- Awareness. Make sure your household and anyone that visits is aware of anything you have in place to keep your kitchen gluten-free. Specific tools, appliances, areas – awareness is key.
How To Clean Gluten Off Surfaces and Kitchenware
Once you have a routine in place, it’s very simple to keep your kitchen sparkling and free from any gluten protein. Let’s take a closer look at how to clean each part of your kitchen.
- Surfaces. It really can be as easy as soap and water – but make sure the water is hot. And scrub to your heart’s content. I also use disinfectant wipes after to really make sure any gluten that remains is eliminated.
- Utensils and Baking Trays. Again, hot soapy water is ideal. Leaving it to rinse in the water for a while is also a good idea. I would highly recommend ditching any wood you may have in your kitchen and instead, opt for stainless steel. Watch out for cracks that gluten particles may slip into.

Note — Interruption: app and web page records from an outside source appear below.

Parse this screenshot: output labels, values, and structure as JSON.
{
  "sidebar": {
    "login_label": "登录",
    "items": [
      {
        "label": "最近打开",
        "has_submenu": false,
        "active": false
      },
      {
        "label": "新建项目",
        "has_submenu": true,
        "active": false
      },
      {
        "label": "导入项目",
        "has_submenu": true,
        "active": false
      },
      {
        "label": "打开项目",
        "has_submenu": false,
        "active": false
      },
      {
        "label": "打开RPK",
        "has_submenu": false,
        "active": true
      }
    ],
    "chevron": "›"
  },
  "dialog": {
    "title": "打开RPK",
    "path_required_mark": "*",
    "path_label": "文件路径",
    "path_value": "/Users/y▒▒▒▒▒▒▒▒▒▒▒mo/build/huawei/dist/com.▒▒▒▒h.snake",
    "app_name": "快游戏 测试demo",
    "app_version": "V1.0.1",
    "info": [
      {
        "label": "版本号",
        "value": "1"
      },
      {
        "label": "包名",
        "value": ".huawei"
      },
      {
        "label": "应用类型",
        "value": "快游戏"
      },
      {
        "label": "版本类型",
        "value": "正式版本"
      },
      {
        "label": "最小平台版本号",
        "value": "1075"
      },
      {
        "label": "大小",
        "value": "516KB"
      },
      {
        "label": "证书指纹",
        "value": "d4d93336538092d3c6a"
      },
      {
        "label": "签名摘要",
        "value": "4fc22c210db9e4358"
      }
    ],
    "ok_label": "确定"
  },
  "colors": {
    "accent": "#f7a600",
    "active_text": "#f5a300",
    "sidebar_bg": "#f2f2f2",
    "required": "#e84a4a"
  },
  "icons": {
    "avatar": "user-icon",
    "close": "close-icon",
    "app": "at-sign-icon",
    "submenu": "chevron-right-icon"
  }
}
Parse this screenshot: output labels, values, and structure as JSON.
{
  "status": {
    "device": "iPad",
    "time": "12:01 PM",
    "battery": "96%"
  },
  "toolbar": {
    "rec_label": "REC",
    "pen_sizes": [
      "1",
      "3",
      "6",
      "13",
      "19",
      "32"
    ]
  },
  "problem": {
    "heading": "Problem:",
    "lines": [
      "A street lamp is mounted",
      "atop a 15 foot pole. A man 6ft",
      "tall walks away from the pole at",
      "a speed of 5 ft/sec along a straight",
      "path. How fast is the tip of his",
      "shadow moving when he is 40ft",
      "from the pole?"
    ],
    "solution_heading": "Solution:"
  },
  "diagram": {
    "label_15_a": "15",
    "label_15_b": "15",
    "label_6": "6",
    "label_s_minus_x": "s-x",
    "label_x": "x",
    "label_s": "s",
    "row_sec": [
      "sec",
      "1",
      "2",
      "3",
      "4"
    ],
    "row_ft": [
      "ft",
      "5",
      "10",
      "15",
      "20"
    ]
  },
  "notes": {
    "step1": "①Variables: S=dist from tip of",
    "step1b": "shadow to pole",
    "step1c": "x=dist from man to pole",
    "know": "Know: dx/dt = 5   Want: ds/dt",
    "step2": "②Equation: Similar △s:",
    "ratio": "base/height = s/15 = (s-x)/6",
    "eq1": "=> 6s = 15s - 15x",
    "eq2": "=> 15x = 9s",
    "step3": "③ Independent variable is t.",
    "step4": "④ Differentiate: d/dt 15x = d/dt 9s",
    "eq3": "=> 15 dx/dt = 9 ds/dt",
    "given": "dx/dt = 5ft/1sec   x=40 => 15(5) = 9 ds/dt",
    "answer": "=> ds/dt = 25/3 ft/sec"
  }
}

- Handles and Cupboards. Gluten really can get anywhere. Using a disinfectant wipe is a quick solution to ensure no cross-contact has taken place.
- Appliances. If you use the same toaster (which I definitely would not recommend), use toaster bags. That would be the safest way if you do not have space for two toasters.
Reducing Cross Contact
These suggestions are ones in an ideal world. We don’t all have the facilities and space for everything to be the way we’d like it. But just do as much as you can, with the space you have. Any one of these will reduce the risk of cross-contact and that’s the most important thing.
Are there any other ideas you’d suggest to stop cross-contact? Any recommendations would be helpful for all of us! So feel free to leave them in the comments below.
As long as you’re doing all you can, that’s the most important thing.